*** Opening of SUPPLIED MATERIAL ***

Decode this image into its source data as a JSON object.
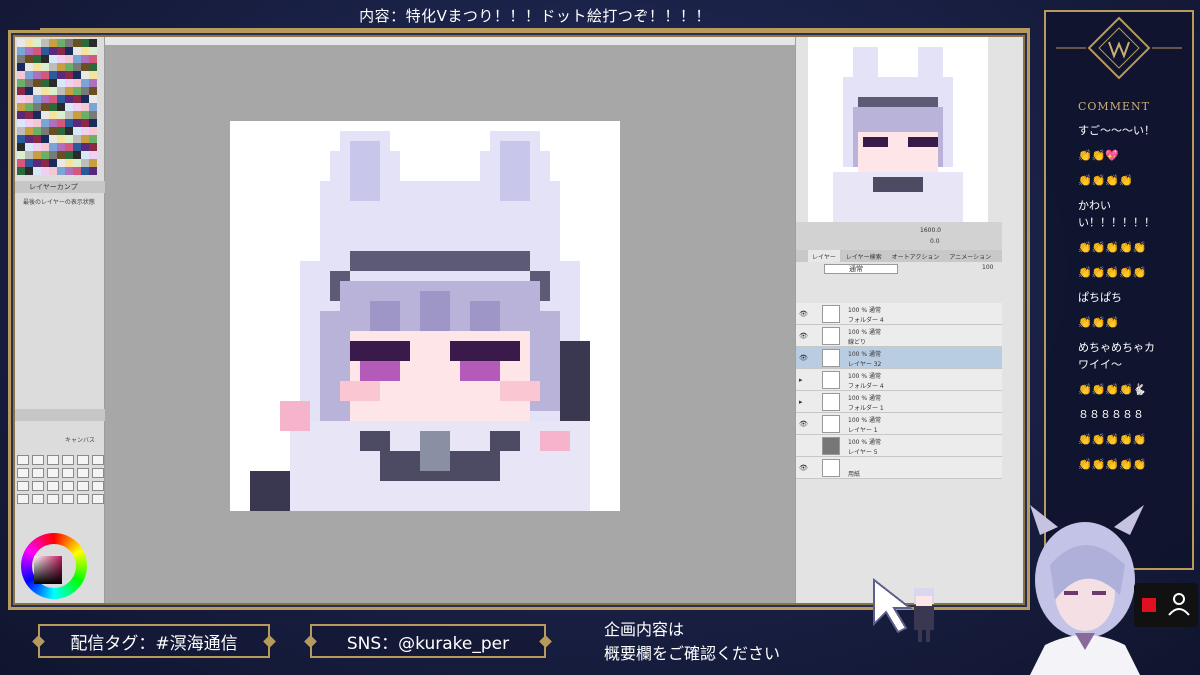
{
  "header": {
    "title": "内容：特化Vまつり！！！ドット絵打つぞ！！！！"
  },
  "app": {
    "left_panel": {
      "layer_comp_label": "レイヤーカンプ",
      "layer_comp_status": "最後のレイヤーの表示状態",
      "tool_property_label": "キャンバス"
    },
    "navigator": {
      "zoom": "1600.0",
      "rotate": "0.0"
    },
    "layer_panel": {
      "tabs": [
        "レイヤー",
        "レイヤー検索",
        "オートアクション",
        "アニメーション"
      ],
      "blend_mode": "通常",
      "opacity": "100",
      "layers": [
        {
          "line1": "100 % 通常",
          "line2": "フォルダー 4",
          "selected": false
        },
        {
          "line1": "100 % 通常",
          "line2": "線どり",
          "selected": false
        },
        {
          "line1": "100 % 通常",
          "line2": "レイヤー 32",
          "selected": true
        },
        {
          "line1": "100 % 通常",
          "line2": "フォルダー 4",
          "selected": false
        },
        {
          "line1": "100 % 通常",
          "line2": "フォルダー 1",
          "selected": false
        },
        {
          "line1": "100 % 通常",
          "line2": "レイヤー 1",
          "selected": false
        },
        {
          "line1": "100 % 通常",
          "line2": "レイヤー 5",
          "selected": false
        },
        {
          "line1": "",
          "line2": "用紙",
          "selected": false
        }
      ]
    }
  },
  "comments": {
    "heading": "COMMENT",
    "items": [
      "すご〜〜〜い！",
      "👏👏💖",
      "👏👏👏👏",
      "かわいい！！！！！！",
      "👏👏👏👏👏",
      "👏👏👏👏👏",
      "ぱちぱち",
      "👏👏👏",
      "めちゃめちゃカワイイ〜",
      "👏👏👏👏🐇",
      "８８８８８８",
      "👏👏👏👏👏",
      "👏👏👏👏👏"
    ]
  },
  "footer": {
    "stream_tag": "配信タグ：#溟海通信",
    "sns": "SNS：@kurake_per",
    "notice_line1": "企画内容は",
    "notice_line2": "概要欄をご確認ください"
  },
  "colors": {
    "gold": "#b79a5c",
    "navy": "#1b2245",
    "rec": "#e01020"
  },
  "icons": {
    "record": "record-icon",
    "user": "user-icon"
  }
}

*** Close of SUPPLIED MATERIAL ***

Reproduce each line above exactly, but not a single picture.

Decode this image into its source data as a JSON object.
{
  "header": {
    "title": "内容：特化Vまつり！！！ドット絵打つぞ！！！！"
  },
  "app": {
    "left_panel": {
      "layer_comp_label": "レイヤーカンプ",
      "layer_comp_status": "最後のレイヤーの表示状態",
      "tool_property_label": "キャンバス"
    },
    "navigator": {
      "zoom": "1600.0",
      "rotate": "0.0"
    },
    "layer_panel": {
      "tabs": [
        "レイヤー",
        "レイヤー検索",
        "オートアクション",
        "アニメーション"
      ],
      "blend_mode": "通常",
      "opacity": "100",
      "layers": [
        {
          "line1": "100 % 通常",
          "line2": "フォルダー 4",
          "selected": false
        },
        {
          "line1": "100 % 通常",
          "line2": "線どり",
          "selected": false
        },
        {
          "line1": "100 % 通常",
          "line2": "レイヤー 32",
          "selected": true
        },
        {
          "line1": "100 % 通常",
          "line2": "フォルダー 4",
          "selected": false
        },
        {
          "line1": "100 % 通常",
          "line2": "フォルダー 1",
          "selected": false
        },
        {
          "line1": "100 % 通常",
          "line2": "レイヤー 1",
          "selected": false
        },
        {
          "line1": "100 % 通常",
          "line2": "レイヤー 5",
          "selected": false
        },
        {
          "line1": "",
          "line2": "用紙",
          "selected": false
        }
      ]
    }
  },
  "comments": {
    "heading": "COMMENT",
    "items": [
      "すご〜〜〜い！",
      "👏👏💖",
      "👏👏👏👏",
      "かわいい！！！！！！",
      "👏👏👏👏👏",
      "👏👏👏👏👏",
      "ぱちぱち",
      "👏👏👏",
      "めちゃめちゃカワイイ〜",
      "👏👏👏👏🐇",
      "８８８８８８",
      "👏👏👏👏👏",
      "👏👏👏👏👏"
    ]
  },
  "footer": {
    "stream_tag": "配信タグ：#溟海通信",
    "sns": "SNS：@kurake_per",
    "notice_line1": "企画内容は",
    "notice_line2": "概要欄をご確認ください"
  },
  "colors": {
    "gold": "#b79a5c",
    "navy": "#1b2245",
    "rec": "#e01020"
  },
  "icons": {
    "record": "record-icon",
    "user": "user-icon"
  }
}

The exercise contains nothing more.